shutterstock_273465104George Kennan’s classic 1947 “X” article, published anonymously in Foreign Affairs under the title The Sources of Soviet Conduct, laid the foundation for more than 40 years of American Cold War policy toward its Soviet adversary. Kennan’s article is a model of analytical clarity and grand-strategic vision, best known for formulating the strategy of “containment”. But while containment was Kennan’s famous – and famously successful – policy prescription for the challenge facing the United States in 1947, what is often forgotten is his thesis, which is hiding in plain sight within the article’s title: if you want to prevail over your adversary, you must first understand what motivates him. What are the sources of his conduct? What is his “political personality”?

In the case of the Soviet Union, Kennan identifies the basic source in Marxist-Leninist ideology, and in particular, two of its key postulates: the innate and irreconcilable antagonism between capitalism and socialism; and the infallibility of Soviet political leadership. All Soviet conduct in foreign affairs flows from these two elements. In light of which, Kennan deduces that “Soviet pressure against the free institutions of the Western world is something that can be contained by the adroit and vigilant application of counterforce at a series of constantly shifting geographical and political points, corresponding to the shifts and maneuvers of Soviet policy, but which cannot be charmed or talked out of existence.”

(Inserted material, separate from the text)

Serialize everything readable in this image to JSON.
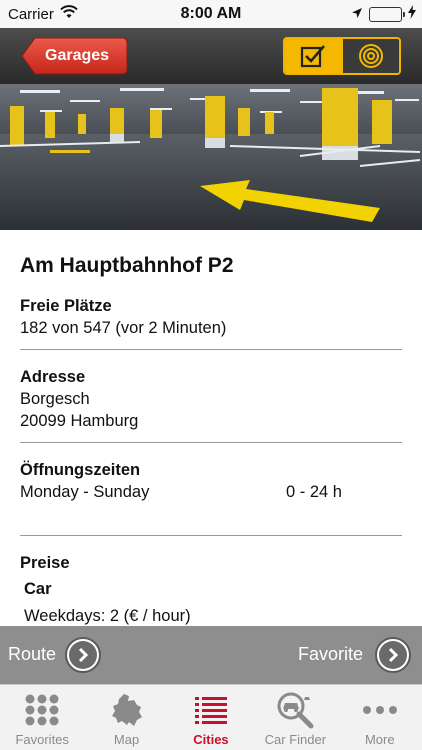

Secretary of State George Marshall and President Truman were persuaded by Kennan’s analysis and, with much public debate, committed the United States to a costly, long-term national effort to contain Soviet Communism. The precise meaning and form of this effort were subject to some disagreement around the edges, but its main contours remained firm and constant for over 40 years. This massive commitment was made while the smoking ruins of World War II still smoldered, and with the catastrophic failure of the major democracies to understand and confront the sources of Nazi conduct still fresh in the minds of America’s leadership class.

Playing the Short Stack

 

shutterstock_242602498In poker, your strategy should vary by how many chips you have in front of you. Every hand, each player is required to ante-up a small amount to stay in the game. If you’re winning, paying the ante is no big deal, and you can afford to play the long game: make safe bets, don’t bluff stupidly, wait for a good hand, and be content to let the ante drive your opponents broke.

If you’re losing, you’ve only got a few chips in front of you. Just putting your ante in the pot every time leaves your bankroll empty after, maybe, eight hands. You can’t afford to wait. You must bet on middling hands and — if necessary — bluff wildly. It’s not a question of winning: you’re playing to stay in the game. Delaying the inevitable loses every time, but making risky plays only loses most of the time; sometimes, it actually leads to victory.

In poker terms, that’s called “playing the short stack.” As a principle of strategy it has applications all over. Look at Putin: if gas prices remain low, the Russian economy will tank. To remain in power, he’ll have to find other ways of making Russians love him, probably by sending tanks where we don’t want them. Look at the Seahawks; they pull out all the trick plays to come back and actually win against my beloved Packers. Look at Herman Cain last election; he wasn’t going to win by being “the boring-but-reliable guy” or even “the boring-but-reliable black guy” so he had to make some waves. He kept shouting “Nine Nine Nine!” so people would pay attention to him. Otherwise he’d just have lost quietly.